▸ **Task**: The expected output is the data below, character for character, without its pictures.

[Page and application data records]
────

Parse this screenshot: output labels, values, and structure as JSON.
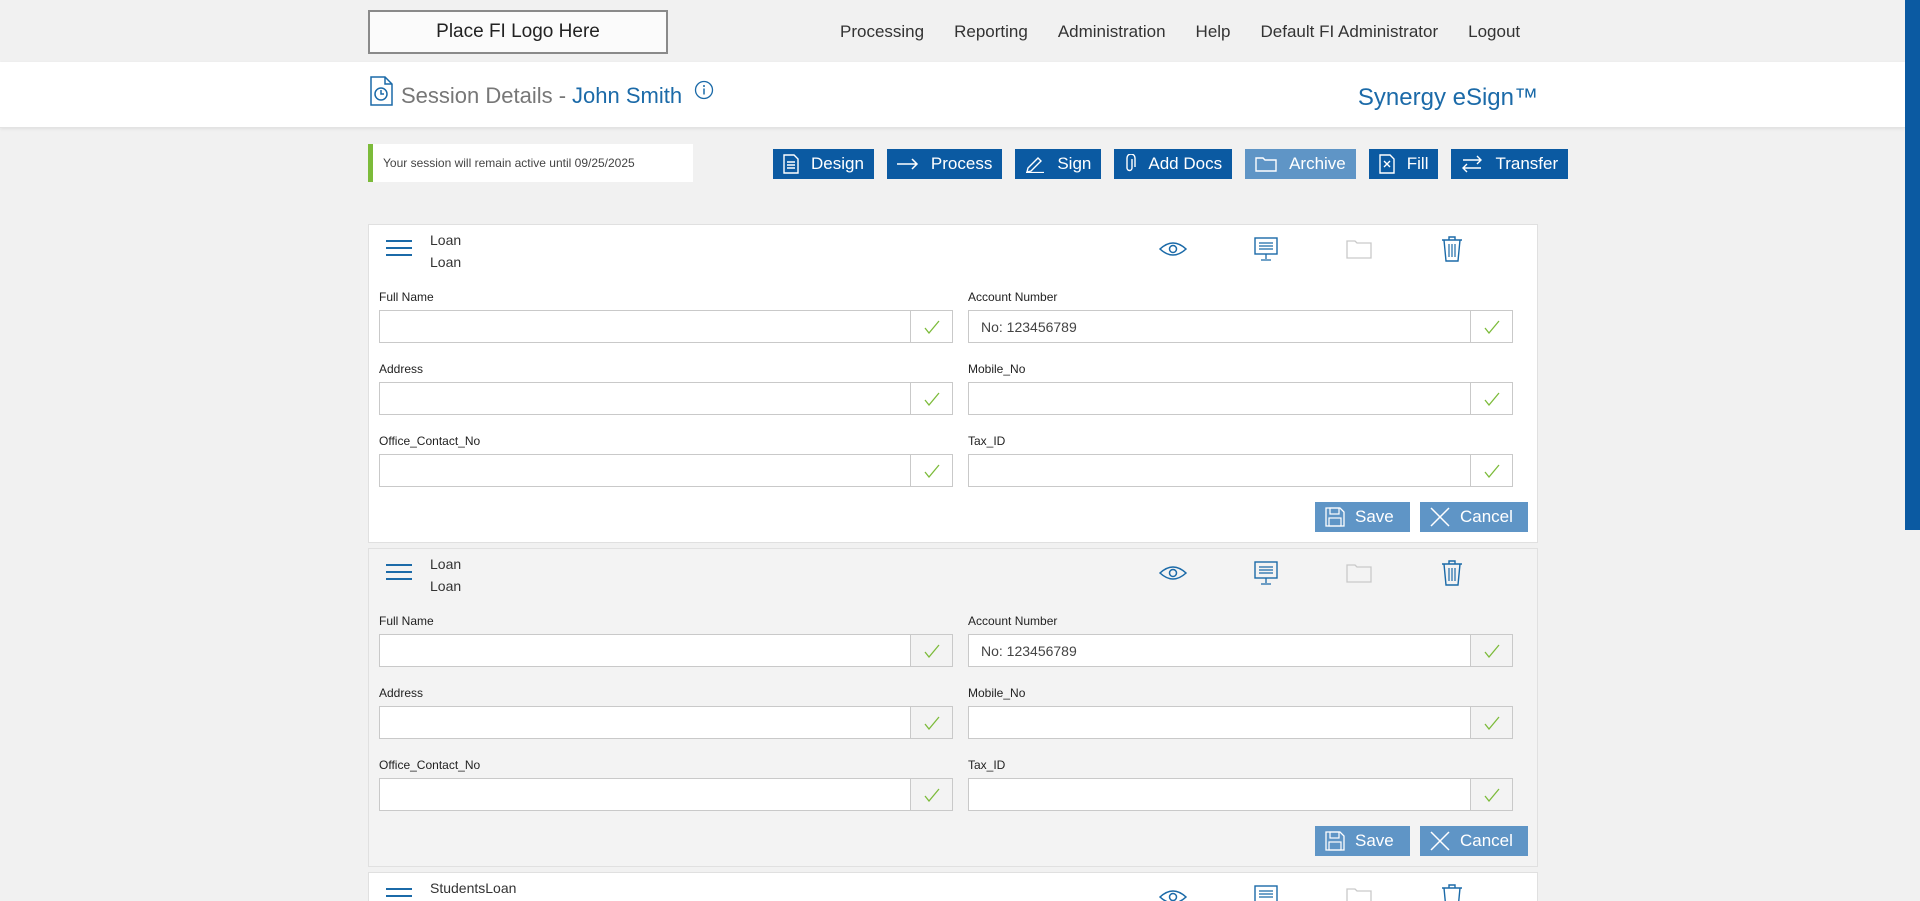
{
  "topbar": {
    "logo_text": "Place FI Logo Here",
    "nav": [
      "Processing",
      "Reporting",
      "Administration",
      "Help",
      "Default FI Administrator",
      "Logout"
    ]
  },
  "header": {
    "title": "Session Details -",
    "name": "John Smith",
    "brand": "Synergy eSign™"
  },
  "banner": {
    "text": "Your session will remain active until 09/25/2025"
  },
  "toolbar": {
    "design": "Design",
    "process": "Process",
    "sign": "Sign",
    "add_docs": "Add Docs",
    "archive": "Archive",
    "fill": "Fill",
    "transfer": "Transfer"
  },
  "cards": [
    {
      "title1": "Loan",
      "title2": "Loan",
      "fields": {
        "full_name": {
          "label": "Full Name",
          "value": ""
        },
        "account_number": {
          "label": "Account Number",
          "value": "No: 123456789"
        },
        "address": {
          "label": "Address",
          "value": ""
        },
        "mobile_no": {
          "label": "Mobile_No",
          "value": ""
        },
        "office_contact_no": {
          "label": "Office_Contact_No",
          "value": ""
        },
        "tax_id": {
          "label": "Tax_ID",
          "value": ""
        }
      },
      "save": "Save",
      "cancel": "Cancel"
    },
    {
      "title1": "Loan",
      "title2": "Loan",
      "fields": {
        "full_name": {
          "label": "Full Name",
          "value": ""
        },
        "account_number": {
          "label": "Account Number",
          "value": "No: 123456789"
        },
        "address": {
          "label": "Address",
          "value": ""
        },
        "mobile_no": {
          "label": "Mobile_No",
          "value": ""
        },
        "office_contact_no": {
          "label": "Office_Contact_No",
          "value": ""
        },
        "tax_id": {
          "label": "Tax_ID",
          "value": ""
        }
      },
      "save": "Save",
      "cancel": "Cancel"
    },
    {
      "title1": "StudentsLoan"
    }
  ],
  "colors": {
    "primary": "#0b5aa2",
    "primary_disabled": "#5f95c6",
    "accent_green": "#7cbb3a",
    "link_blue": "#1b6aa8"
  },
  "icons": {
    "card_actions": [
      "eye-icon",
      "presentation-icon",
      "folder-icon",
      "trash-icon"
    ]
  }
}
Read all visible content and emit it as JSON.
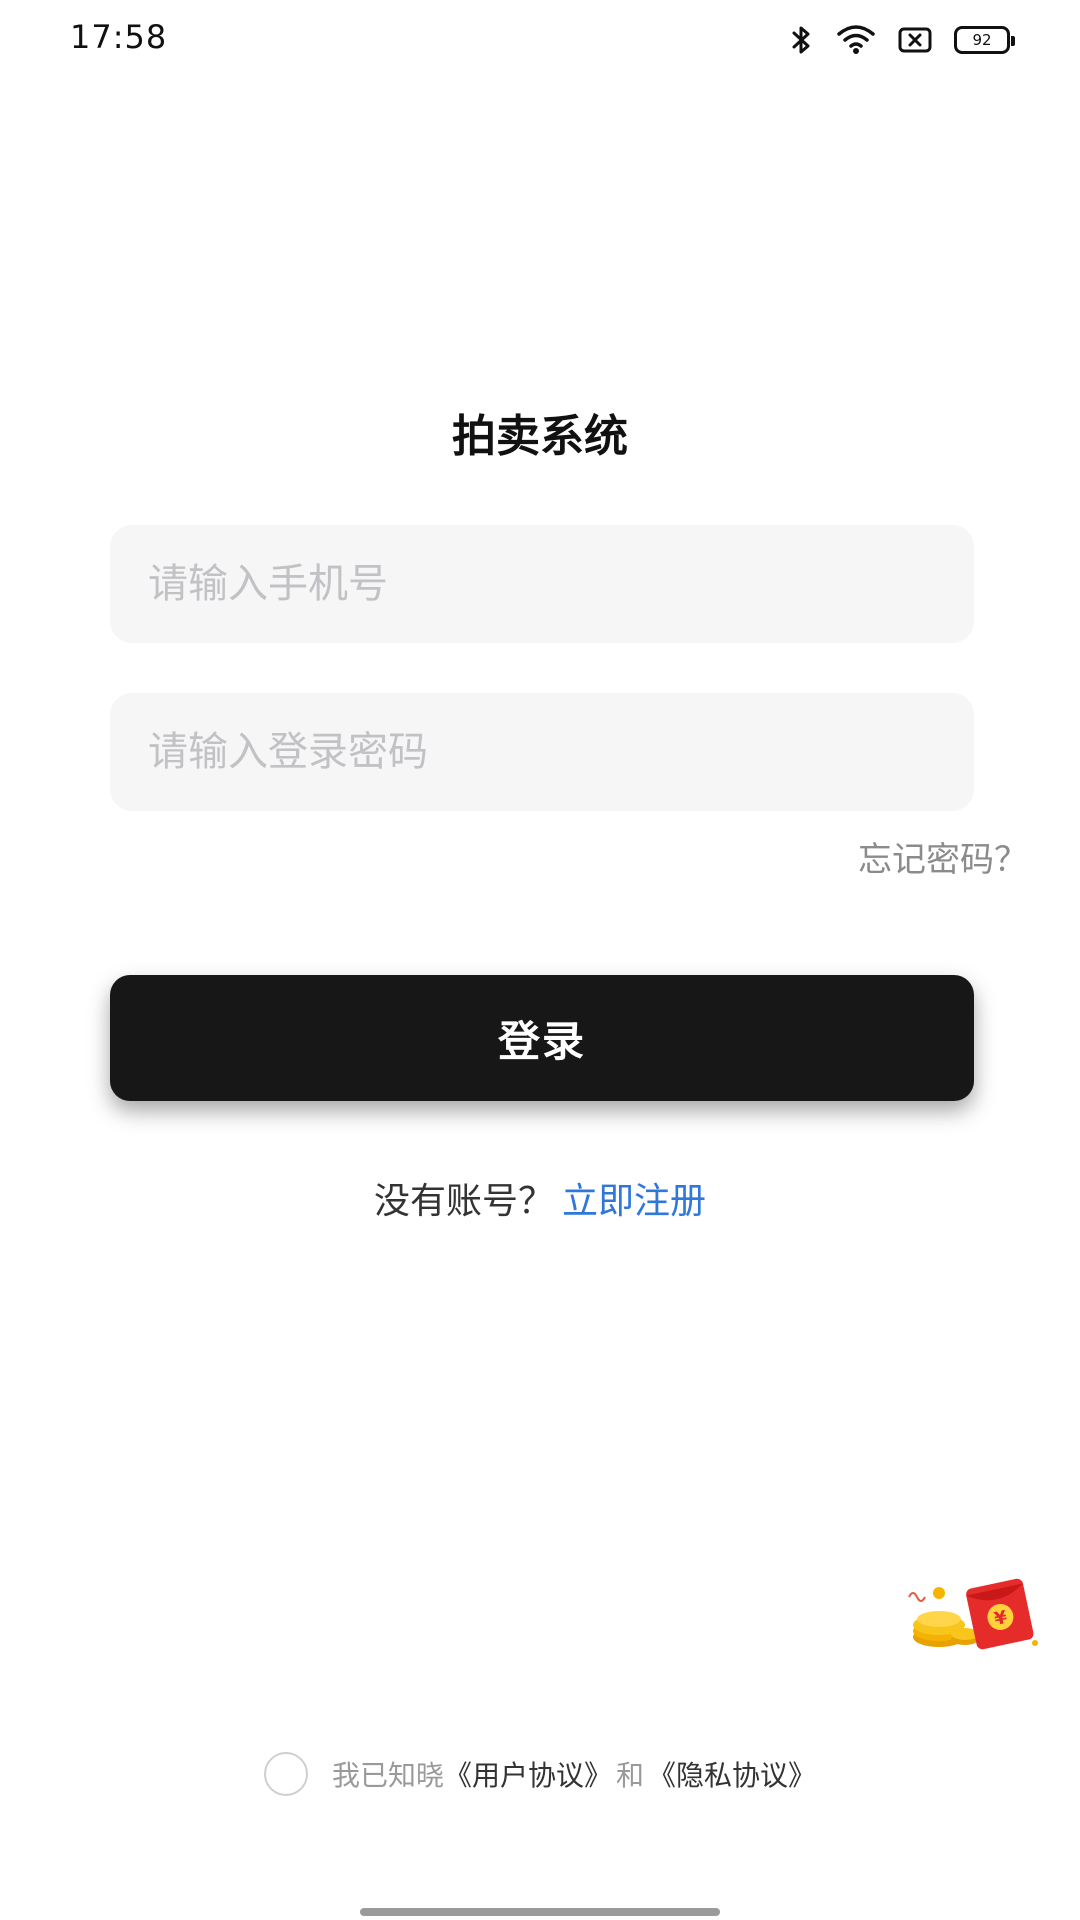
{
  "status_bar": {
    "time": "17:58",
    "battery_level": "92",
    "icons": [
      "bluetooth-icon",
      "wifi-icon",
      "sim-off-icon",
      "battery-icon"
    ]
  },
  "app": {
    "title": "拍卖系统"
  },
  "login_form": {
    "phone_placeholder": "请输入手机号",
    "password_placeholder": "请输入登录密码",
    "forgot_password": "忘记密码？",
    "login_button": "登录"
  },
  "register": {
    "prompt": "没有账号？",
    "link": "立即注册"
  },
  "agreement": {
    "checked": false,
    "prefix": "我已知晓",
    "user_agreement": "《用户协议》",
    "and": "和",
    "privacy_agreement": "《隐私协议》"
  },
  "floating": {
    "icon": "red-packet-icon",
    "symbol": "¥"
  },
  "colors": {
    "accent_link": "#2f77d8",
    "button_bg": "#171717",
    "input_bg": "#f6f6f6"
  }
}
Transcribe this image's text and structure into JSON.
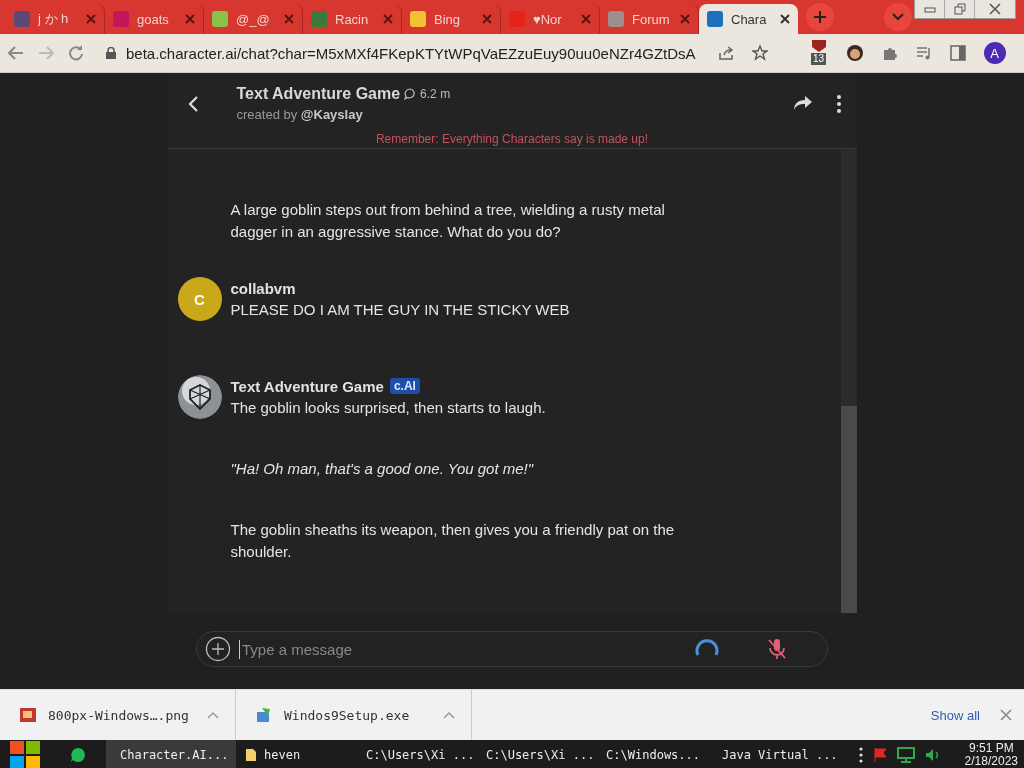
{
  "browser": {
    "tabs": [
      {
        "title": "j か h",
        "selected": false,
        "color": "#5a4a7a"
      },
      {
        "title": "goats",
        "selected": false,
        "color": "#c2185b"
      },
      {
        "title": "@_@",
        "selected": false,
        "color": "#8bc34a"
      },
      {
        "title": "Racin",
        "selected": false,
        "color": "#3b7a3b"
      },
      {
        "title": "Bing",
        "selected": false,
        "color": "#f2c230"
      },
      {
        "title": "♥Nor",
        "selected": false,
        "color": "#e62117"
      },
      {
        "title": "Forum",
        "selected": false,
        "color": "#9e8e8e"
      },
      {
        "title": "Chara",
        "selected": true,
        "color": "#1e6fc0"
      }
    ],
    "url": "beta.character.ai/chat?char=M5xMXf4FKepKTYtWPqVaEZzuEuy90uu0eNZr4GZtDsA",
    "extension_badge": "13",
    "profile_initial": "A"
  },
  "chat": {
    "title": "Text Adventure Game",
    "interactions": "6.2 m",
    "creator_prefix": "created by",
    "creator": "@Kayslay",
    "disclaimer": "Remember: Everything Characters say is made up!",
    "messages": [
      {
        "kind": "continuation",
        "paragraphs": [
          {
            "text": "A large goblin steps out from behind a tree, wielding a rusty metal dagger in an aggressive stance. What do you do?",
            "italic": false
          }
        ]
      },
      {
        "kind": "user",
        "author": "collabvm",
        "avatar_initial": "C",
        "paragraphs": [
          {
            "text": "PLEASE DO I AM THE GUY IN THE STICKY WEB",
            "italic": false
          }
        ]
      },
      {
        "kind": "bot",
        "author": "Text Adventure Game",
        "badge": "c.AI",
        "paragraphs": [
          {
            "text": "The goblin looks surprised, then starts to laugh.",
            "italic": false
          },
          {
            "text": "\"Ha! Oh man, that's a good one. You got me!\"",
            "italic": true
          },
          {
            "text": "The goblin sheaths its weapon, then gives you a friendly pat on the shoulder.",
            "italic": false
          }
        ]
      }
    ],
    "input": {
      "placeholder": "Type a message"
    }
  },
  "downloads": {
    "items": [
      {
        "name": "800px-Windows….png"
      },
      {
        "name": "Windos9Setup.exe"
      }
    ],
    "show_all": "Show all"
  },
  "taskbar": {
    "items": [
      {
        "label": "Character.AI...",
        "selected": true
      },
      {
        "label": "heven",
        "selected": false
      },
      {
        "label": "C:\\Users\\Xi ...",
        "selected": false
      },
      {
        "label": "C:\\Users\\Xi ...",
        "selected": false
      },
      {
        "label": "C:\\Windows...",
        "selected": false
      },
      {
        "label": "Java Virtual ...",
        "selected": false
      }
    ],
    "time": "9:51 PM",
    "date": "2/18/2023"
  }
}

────

▸ **Your response**:
Parse this screenshot: output labels, values, and structure as JSON.
{
  "topbar": {
    "logo_text": "Place FI Logo Here",
    "nav": [
      "Processing",
      "Reporting",
      "Administration",
      "Help",
      "Default FI Administrator",
      "Logout"
    ]
  },
  "header": {
    "title": "Session Details -",
    "name": "John Smith",
    "brand": "Synergy eSign™"
  },
  "banner": {
    "text": "Your session will remain active until 09/25/2025"
  },
  "toolbar": {
    "design": "Design",
    "process": "Process",
    "sign": "Sign",
    "add_docs": "Add Docs",
    "archive": "Archive",
    "fill": "Fill",
    "transfer": "Transfer"
  },
  "cards": [
    {
      "title1": "Loan",
      "title2": "Loan",
      "fields": {
        "full_name": {
          "label": "Full Name",
          "value": ""
        },
        "account_number": {
          "label": "Account Number",
          "value": "No: 123456789"
        },
        "address": {
          "label": "Address",
          "value": ""
        },
        "mobile_no": {
          "label": "Mobile_No",
          "value": ""
        },
        "office_contact_no": {
          "label": "Office_Contact_No",
          "value": ""
        },
        "tax_id": {
          "label": "Tax_ID",
          "value": ""
        }
      },
      "save": "Save",
      "cancel": "Cancel"
    },
    {
      "title1": "Loan",
      "title2": "Loan",
      "fields": {
        "full_name": {
          "label": "Full Name",
          "value": ""
        },
        "account_number": {
          "label": "Account Number",
          "value": "No: 123456789"
        },
        "address": {
          "label": "Address",
          "value": ""
        },
        "mobile_no": {
          "label": "Mobile_No",
          "value": ""
        },
        "office_contact_no": {
          "label": "Office_Contact_No",
          "value": ""
        },
        "tax_id": {
          "label": "Tax_ID",
          "value": ""
        }
      },
      "save": "Save",
      "cancel": "Cancel"
    },
    {
      "title1": "StudentsLoan"
    }
  ],
  "colors": {
    "primary": "#0b5aa2",
    "primary_disabled": "#5f95c6",
    "accent_green": "#7cbb3a",
    "link_blue": "#1b6aa8"
  },
  "icons": {
    "card_actions": [
      "eye-icon",
      "presentation-icon",
      "folder-icon",
      "trash-icon"
    ]
  }
}
Read all visible content and emit it as JSON.
{
  "status_bar": {
    "time": "17:58",
    "battery_level": "92",
    "icons": [
      "bluetooth-icon",
      "wifi-icon",
      "sim-off-icon",
      "battery-icon"
    ]
  },
  "app": {
    "title": "拍卖系统"
  },
  "login_form": {
    "phone_placeholder": "请输入手机号",
    "password_placeholder": "请输入登录密码",
    "forgot_password": "忘记密码？",
    "login_button": "登录"
  },
  "register": {
    "prompt": "没有账号？",
    "link": "立即注册"
  },
  "agreement": {
    "checked": false,
    "prefix": "我已知晓",
    "user_agreement": "《用户协议》",
    "and": "和",
    "privacy_agreement": "《隐私协议》"
  },
  "floating": {
    "icon": "red-packet-icon",
    "symbol": "¥"
  },
  "colors": {
    "accent_link": "#2f77d8",
    "button_bg": "#171717",
    "input_bg": "#f6f6f6"
  }
}
Transcribe this image's text and structure into JSON.
{
  "browser": {
    "tabs": [
      {
        "title": "j か h",
        "selected": false,
        "color": "#5a4a7a"
      },
      {
        "title": "goats",
        "selected": false,
        "color": "#c2185b"
      },
      {
        "title": "@_@",
        "selected": false,
        "color": "#8bc34a"
      },
      {
        "title": "Racin",
        "selected": false,
        "color": "#3b7a3b"
      },
      {
        "title": "Bing",
        "selected": false,
        "color": "#f2c230"
      },
      {
        "title": "♥Nor",
        "selected": false,
        "color": "#e62117"
      },
      {
        "title": "Forum",
        "selected": false,
        "color": "#9e8e8e"
      },
      {
        "title": "Chara",
        "selected": true,
        "color": "#1e6fc0"
      }
    ],
    "url": "beta.character.ai/chat?char=M5xMXf4FKepKTYtWPqVaEZzuEuy90uu0eNZr4GZtDsA",
    "extension_badge": "13",
    "profile_initial": "A"
  },
  "chat": {
    "title": "Text Adventure Game",
    "interactions": "6.2 m",
    "creator_prefix": "created by",
    "creator": "@Kayslay",
    "disclaimer": "Remember: Everything Characters say is made up!",
    "messages": [
      {
        "kind": "continuation",
        "paragraphs": [
          {
            "text": "A large goblin steps out from behind a tree, wielding a rusty metal dagger in an aggressive stance. What do you do?",
            "italic": false
          }
        ]
      },
      {
        "kind": "user",
        "author": "collabvm",
        "avatar_initial": "C",
        "paragraphs": [
          {
            "text": "PLEASE DO I AM THE GUY IN THE STICKY WEB",
            "italic": false
          }
        ]
      },
      {
        "kind": "bot",
        "author": "Text Adventure Game",
        "badge": "c.AI",
        "paragraphs": [
          {
            "text": "The goblin looks surprised, then starts to laugh.",
            "italic": false
          },
          {
            "text": "\"Ha! Oh man, that's a good one. You got me!\"",
            "italic": true
          },
          {
            "text": "The goblin sheaths its weapon, then gives you a friendly pat on the shoulder.",
            "italic": false
          }
        ]
      }
    ],
    "input": {
      "placeholder": "Type a message"
    }
  },
  "downloads": {
    "items": [
      {
        "name": "800px-Windows….png"
      },
      {
        "name": "Windos9Setup.exe"
      }
    ],
    "show_all": "Show all"
  },
  "taskbar": {
    "items": [
      {
        "label": "Character.AI...",
        "selected": true
      },
      {
        "label": "heven",
        "selected": false
      },
      {
        "label": "C:\\Users\\Xi ...",
        "selected": false
      },
      {
        "label": "C:\\Users\\Xi ...",
        "selected": false
      },
      {
        "label": "C:\\Windows...",
        "selected": false
      },
      {
        "label": "Java Virtual ...",
        "selected": false
      }
    ],
    "time": "9:51 PM",
    "date": "2/18/2023"
  }
}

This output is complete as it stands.